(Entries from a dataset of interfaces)
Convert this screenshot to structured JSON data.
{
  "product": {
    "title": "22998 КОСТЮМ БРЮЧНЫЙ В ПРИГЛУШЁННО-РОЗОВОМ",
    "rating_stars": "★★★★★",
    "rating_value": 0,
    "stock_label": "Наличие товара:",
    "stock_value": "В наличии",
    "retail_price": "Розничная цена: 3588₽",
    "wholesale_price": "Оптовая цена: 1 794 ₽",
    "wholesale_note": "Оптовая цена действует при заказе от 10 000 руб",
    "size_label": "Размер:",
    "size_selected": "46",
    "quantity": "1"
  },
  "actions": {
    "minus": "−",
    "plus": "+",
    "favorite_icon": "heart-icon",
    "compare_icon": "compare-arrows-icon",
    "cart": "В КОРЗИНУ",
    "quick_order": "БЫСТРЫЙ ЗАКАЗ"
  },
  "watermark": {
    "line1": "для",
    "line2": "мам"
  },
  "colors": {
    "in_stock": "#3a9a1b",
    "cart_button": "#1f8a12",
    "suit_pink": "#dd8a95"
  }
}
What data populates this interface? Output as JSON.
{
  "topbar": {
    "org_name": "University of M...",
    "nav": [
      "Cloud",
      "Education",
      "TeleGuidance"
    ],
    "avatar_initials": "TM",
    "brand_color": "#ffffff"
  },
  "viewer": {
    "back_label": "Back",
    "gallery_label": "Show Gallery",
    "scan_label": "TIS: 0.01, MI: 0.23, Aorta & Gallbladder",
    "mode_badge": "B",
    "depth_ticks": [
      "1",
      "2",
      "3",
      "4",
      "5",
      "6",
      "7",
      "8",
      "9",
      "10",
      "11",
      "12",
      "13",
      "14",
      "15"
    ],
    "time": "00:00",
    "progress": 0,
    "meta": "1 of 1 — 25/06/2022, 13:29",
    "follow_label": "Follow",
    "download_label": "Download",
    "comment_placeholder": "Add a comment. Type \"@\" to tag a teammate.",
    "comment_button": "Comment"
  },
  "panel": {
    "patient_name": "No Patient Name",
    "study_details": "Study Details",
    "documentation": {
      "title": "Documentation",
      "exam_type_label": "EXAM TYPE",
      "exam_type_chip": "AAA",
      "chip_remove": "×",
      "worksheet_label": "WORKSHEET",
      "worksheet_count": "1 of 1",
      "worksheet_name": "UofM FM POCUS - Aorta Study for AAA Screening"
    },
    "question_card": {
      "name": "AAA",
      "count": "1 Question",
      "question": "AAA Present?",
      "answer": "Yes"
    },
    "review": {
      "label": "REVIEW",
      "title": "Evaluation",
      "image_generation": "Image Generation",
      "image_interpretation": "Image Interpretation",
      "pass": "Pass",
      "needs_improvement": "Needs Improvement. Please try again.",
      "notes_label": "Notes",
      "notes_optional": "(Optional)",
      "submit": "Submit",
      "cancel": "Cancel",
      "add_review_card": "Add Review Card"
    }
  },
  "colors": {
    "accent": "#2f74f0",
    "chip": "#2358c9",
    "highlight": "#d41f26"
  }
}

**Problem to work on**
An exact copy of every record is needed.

**Written solution**
Convert this screenshot to structured JSON data.
{
  "product": {
    "title": "22998 КОСТЮМ БРЮЧНЫЙ В ПРИГЛУШЁННО-РОЗОВОМ",
    "rating_stars": "★★★★★",
    "rating_value": 0,
    "stock_label": "Наличие товара:",
    "stock_value": "В наличии",
    "retail_price": "Розничная цена: 3588₽",
    "wholesale_price": "Оптовая цена: 1 794 ₽",
    "wholesale_note": "Оптовая цена действует при заказе от 10 000 руб",
    "size_label": "Размер:",
    "size_selected": "46",
    "quantity": "1"
  },
  "actions": {
    "minus": "−",
    "plus": "+",
    "favorite_icon": "heart-icon",
    "compare_icon": "compare-arrows-icon",
    "cart": "В КОРЗИНУ",
    "quick_order": "БЫСТРЫЙ ЗАКАЗ"
  },
  "watermark": {
    "line1": "для",
    "line2": "мам"
  },
  "colors": {
    "in_stock": "#3a9a1b",
    "cart_button": "#1f8a12",
    "suit_pink": "#dd8a95"
  }
}
What data populates this interface? Output as JSON.
{
  "topbar": {
    "org_name": "University of M...",
    "nav": [
      "Cloud",
      "Education",
      "TeleGuidance"
    ],
    "avatar_initials": "TM",
    "brand_color": "#ffffff"
  },
  "viewer": {
    "back_label": "Back",
    "gallery_label": "Show Gallery",
    "scan_label": "TIS: 0.01, MI: 0.23, Aorta & Gallbladder",
    "mode_badge": "B",
    "depth_ticks": [
      "1",
      "2",
      "3",
      "4",
      "5",
      "6",
      "7",
      "8",
      "9",
      "10",
      "11",
      "12",
      "13",
      "14",
      "15"
    ],
    "time": "00:00",
    "progress": 0,
    "meta": "1 of 1 — 25/06/2022, 13:29",
    "follow_label": "Follow",
    "download_label": "Download",
    "comment_placeholder": "Add a comment. Type \"@\" to tag a teammate.",
    "comment_button": "Comment"
  },
  "panel": {
    "patient_name": "No Patient Name",
    "study_details": "Study Details",
    "documentation": {
      "title": "Documentation",
      "exam_type_label": "EXAM TYPE",
      "exam_type_chip": "AAA",
      "chip_remove": "×",
      "worksheet_label": "WORKSHEET",
      "worksheet_count": "1 of 1",
      "worksheet_name": "UofM FM POCUS - Aorta Study for AAA Screening"
    },
    "question_card": {
      "name": "AAA",
      "count": "1 Question",
      "question": "AAA Present?",
      "answer": "Yes"
    },
    "review": {
      "label": "REVIEW",
      "title": "Evaluation",
      "image_generation": "Image Generation",
      "image_interpretation": "Image Interpretation",
      "pass": "Pass",
      "needs_improvement": "Needs Improvement. Please try again.",
      "notes_label": "Notes",
      "notes_optional": "(Optional)",
      "submit": "Submit",
      "cancel": "Cancel",
      "add_review_card": "Add Review Card"
    }
  },
  "colors": {
    "accent": "#2f74f0",
    "chip": "#2358c9",
    "highlight": "#d41f26"
  }
}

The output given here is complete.